To get the wireless surround speakers working, you'll need to set up the included 2.4GHz transmitter. The tiny box accepts the two sets of speaker wire from the AV receiver and beams it--via radio frequency--to the rear speakers (the transmitter needs its own AC power, as well--yet another wire). Once that is complete, you'll need to sync the transmitter with the two speaker-stand receivers by pressing buttons located on either of the bases. Once synced, the two rear speakers gave off a loud "pop."
Acoustic Research claims that the WHT6024 utilizes "digital spread spectrum 2.4GHz circuitry with a Quality of Service (QOS) channel that continuously and seamlessly avoids any potential interference." Indeed, during our testing, the several nearby Wi-Fi routers and access points operating on the same 2.4GHz frequency range seemed to have zero effect on the wireless speakers' audio quality.

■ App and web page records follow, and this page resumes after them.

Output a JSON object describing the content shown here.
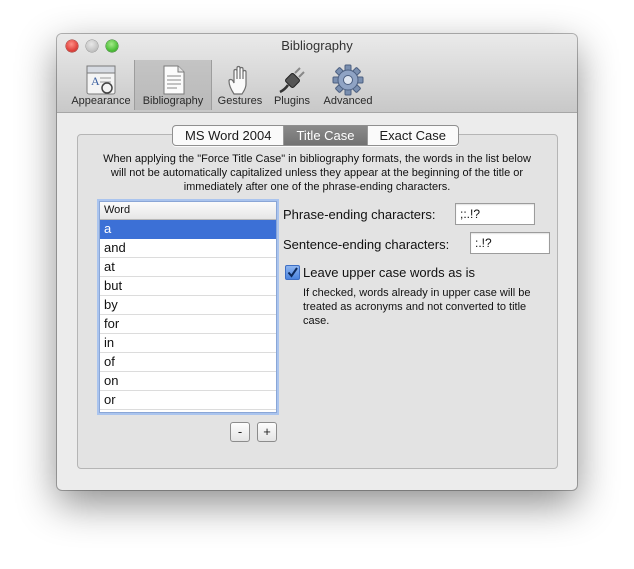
{
  "window": {
    "title": "Bibliography"
  },
  "toolbar": {
    "items": [
      {
        "label": "Appearance",
        "icon": "appearance-icon",
        "selected": false
      },
      {
        "label": "Bibliography",
        "icon": "bibliography-document-icon",
        "selected": true
      },
      {
        "label": "Gestures",
        "icon": "hand-gesture-icon",
        "selected": false
      },
      {
        "label": "Plugins",
        "icon": "plug-icon",
        "selected": false
      },
      {
        "label": "Advanced",
        "icon": "gear-icon",
        "selected": false
      }
    ]
  },
  "tabs": [
    {
      "label": "MS Word 2004",
      "active": false
    },
    {
      "label": "Title Case",
      "active": true
    },
    {
      "label": "Exact Case",
      "active": false
    }
  ],
  "description": "When applying the \"Force Title Case\" in bibliography formats, the words in the list below will not be automatically capitalized unless they appear at the beginning of the title or immediately after one of the phrase-ending characters.",
  "word_list": {
    "header": "Word",
    "rows": [
      "a",
      "and",
      "at",
      "but",
      "by",
      "for",
      "in",
      "of",
      "on",
      "or"
    ],
    "selected_index": 0
  },
  "list_buttons": {
    "remove": "-",
    "add": "+"
  },
  "fields": {
    "phrase_ending": {
      "label": "Phrase-ending characters:",
      "value": ";:.!?"
    },
    "sentence_ending": {
      "label": "Sentence-ending characters:",
      "value": ":.!?"
    }
  },
  "checkbox": {
    "label": "Leave upper case words as is",
    "checked": true,
    "note": "If checked, words already in upper case will be treated as acronyms and not converted to title case."
  },
  "colors": {
    "selection": "#3c70d6",
    "focus_ring": "#aac4ee"
  }
}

It took some time to get the WHT6024's to sound right--straight out of the box, the satellites sounded thin and anemic, and the subwoofer's bass was way too boomy. Then again, that's not unusual, and with satellites as small as these, a careful setup is always crucial. It wasn't until we placed the sub within a few feet of the front right speaker, and adjusted the crossover frequency control of our receiver--the Denon AVR-3808CI--to 120 Hertz that we achieved a reasonably smooth blend between the sats and sub. After we invested 20 minutes of fine tuning the sound, the WHT6024 was ready for serious listening tests.

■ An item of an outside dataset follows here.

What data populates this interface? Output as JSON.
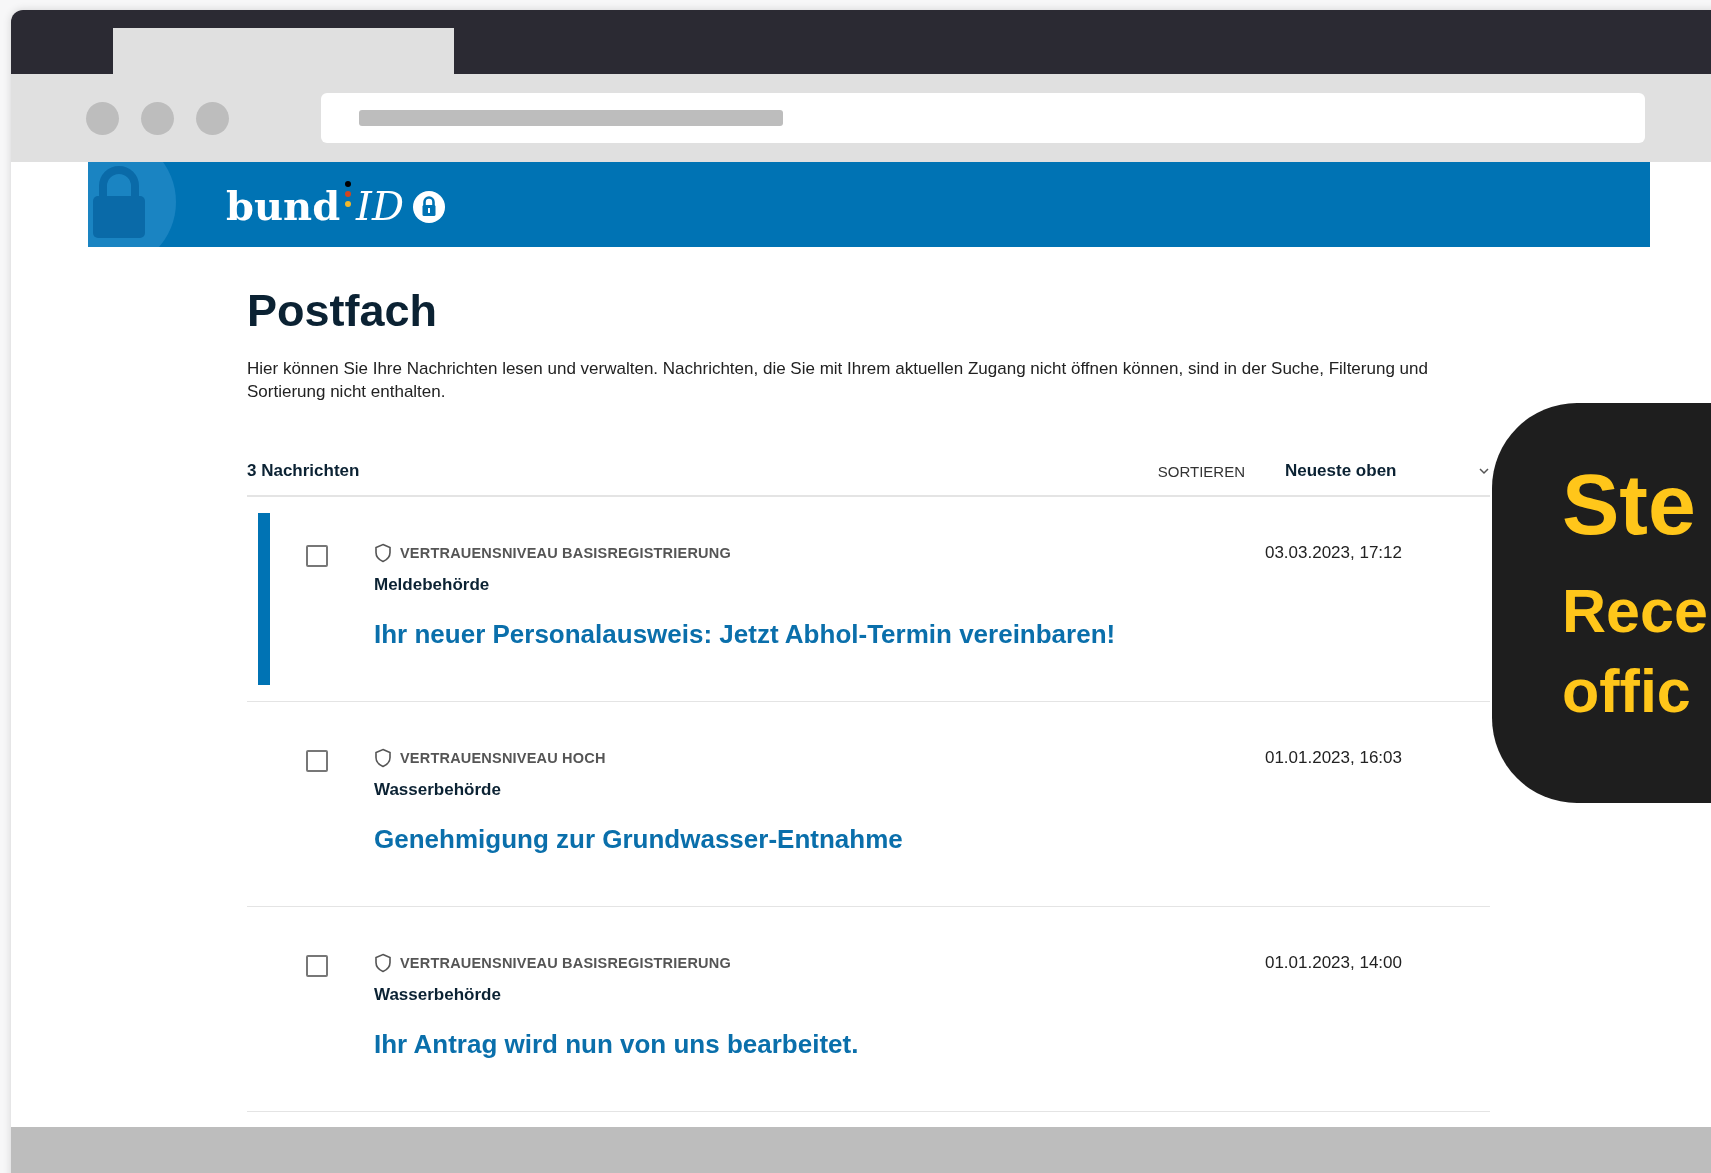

Starting with acoustic music from the Avett Brothers' Emotionalism CD, we were impressed with the speakers' detail and clarity. The band's guitars, banjos, and other acoustic instruments had plenty of snap, though we noted that the vocals sounded slightly hard. Despite our best setup efforts, the speakers never let us forget they were small.
Cream's Royal Albert Hall concert DVD from 2005 sounded somewhat bright and treble-heavy, especially when we cranked up the volume. The big sub had power to spare, and it did a fair job with Cream's bass player's sound. Overall, bass definition was good, but not great.
Clint Eastwood's Flags of Our Fathers DVD sounded notably better. The big artillery blasts were communicated with surprising gusto and the rat-tat-tat of machine gun fire made us jump. The speakers' detail highlighted the metallic sounds of the spent shell casings hitting the ground. Even in the midst of the fiercest battle scenes, dialog remained clear.
As far as the competition goes, you can find better-sounding 5.1 speaker systems, such as the $800 Mirage Nanosat Home Theater System--but you'd have to add your own wireless capability with add-on kits from the likes of KEF ($600) or Best Buy's RocketFish ($100). Alternately, KEF's own KHT-5005.2W--which combines its wireless kit with the excellent 5005.2 speaker system--works well, but the combined price tag is more than three times that of the Acoustic Research bundle.
In the final analysis, we were happier with the WHT6024's sound on movies than music--a verdict that is true of many surround sound systems. The wireless aspect of the system worked flawlessly, but--like nearly all such systems--the "wireless" moniker is something of a stretch.
Assitant Editor Jeff Bakalar contributed to this review.